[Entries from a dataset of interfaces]
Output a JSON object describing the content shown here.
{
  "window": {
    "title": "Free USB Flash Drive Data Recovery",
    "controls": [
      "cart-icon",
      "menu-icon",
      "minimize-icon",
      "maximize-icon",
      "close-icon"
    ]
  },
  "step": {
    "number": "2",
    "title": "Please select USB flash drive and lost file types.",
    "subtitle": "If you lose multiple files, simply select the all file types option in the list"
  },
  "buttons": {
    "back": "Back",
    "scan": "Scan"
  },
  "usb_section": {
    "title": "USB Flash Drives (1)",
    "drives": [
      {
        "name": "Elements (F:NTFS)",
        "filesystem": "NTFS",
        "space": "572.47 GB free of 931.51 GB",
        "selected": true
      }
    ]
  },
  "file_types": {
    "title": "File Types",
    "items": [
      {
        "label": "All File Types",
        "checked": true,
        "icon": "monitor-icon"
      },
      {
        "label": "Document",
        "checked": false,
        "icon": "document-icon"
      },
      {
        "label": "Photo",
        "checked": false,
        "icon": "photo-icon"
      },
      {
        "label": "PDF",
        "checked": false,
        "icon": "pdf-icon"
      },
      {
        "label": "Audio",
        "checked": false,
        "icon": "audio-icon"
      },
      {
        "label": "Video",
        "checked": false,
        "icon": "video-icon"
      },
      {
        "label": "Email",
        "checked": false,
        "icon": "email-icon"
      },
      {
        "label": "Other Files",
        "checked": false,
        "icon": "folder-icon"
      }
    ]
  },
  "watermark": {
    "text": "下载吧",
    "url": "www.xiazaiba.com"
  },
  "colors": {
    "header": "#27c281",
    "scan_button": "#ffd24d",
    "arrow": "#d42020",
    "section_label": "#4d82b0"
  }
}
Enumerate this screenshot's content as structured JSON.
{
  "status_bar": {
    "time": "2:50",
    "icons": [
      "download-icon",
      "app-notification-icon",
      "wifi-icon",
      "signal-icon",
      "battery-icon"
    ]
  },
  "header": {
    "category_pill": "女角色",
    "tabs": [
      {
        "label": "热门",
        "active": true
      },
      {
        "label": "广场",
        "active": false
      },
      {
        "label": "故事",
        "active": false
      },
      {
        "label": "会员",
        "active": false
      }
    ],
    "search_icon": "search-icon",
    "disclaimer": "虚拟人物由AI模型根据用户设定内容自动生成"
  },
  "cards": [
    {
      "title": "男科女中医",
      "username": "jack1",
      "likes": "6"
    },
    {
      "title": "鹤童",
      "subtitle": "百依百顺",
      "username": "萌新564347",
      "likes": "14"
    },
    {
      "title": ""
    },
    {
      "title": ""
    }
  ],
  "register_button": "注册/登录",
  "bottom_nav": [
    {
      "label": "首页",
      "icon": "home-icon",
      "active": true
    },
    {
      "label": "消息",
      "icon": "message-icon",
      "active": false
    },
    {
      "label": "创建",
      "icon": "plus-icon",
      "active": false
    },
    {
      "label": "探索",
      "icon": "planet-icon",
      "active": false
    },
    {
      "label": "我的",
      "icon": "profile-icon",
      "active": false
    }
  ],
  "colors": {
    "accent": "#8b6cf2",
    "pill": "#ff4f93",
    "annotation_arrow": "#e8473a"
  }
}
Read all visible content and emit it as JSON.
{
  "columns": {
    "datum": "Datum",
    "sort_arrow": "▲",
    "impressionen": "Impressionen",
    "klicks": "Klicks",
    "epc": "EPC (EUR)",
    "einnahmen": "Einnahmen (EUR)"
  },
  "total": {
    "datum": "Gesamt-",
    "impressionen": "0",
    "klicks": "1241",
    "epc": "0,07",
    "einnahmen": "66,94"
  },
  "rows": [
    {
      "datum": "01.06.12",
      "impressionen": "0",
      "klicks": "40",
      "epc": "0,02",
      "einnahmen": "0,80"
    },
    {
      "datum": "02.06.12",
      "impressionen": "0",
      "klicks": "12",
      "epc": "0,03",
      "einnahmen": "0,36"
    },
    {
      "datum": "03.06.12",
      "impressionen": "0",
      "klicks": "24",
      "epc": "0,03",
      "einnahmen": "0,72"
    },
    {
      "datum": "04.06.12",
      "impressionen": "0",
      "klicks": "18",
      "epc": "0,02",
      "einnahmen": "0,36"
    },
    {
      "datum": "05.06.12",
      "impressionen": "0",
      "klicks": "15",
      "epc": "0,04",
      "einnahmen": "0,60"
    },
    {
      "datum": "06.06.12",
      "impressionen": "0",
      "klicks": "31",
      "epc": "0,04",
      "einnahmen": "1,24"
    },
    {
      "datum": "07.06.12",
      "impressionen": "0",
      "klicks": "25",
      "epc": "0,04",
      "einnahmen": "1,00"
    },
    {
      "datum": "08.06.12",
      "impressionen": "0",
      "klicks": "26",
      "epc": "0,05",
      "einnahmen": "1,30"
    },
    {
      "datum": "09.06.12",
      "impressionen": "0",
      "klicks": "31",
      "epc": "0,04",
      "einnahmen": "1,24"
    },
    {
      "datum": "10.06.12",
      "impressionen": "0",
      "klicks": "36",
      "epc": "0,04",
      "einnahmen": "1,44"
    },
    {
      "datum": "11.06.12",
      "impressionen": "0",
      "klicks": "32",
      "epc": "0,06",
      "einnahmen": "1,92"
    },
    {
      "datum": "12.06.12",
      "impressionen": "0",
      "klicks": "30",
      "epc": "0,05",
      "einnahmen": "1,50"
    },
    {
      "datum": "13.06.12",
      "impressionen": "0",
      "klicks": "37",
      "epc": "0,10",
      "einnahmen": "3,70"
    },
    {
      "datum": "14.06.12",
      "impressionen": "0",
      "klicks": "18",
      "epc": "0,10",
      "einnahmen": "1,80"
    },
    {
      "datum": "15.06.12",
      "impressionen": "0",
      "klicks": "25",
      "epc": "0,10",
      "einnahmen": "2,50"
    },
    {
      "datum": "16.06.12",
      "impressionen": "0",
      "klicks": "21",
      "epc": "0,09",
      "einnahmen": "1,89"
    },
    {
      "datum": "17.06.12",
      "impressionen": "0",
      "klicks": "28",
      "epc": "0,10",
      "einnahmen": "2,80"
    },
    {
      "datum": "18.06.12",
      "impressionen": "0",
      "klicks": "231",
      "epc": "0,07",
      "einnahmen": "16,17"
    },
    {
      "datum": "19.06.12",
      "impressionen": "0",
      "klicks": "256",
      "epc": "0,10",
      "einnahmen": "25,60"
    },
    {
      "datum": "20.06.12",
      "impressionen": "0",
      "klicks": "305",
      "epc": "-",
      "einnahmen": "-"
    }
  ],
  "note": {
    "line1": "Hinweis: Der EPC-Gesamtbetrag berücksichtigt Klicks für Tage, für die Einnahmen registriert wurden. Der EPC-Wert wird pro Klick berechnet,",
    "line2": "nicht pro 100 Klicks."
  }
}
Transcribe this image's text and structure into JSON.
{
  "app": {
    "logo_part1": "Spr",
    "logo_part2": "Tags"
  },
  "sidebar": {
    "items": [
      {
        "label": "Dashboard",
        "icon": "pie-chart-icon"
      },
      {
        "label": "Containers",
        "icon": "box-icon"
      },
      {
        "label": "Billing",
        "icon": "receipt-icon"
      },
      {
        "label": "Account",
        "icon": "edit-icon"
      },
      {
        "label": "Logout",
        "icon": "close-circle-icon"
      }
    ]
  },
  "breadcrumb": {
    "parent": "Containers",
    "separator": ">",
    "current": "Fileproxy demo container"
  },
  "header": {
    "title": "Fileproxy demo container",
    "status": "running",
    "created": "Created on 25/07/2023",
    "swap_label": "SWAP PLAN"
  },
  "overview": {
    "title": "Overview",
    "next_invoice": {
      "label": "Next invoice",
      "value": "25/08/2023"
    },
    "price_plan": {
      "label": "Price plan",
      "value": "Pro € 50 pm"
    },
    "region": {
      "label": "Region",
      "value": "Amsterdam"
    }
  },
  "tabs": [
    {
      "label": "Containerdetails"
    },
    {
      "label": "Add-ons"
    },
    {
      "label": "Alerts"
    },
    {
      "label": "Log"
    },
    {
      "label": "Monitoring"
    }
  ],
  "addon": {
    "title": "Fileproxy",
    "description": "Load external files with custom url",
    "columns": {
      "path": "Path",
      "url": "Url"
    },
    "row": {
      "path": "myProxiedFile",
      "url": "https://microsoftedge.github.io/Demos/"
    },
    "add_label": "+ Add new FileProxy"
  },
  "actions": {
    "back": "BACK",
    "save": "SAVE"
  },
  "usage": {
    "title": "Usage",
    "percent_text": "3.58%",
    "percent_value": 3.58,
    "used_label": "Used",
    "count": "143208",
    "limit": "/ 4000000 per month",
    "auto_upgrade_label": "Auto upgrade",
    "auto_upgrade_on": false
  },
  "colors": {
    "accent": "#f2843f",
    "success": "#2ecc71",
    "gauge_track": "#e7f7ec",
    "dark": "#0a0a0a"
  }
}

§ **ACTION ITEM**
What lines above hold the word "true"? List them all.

§ **OUTPUT BELOW**
        "selected": true
        "checked": true,
        "active": true
      "active": true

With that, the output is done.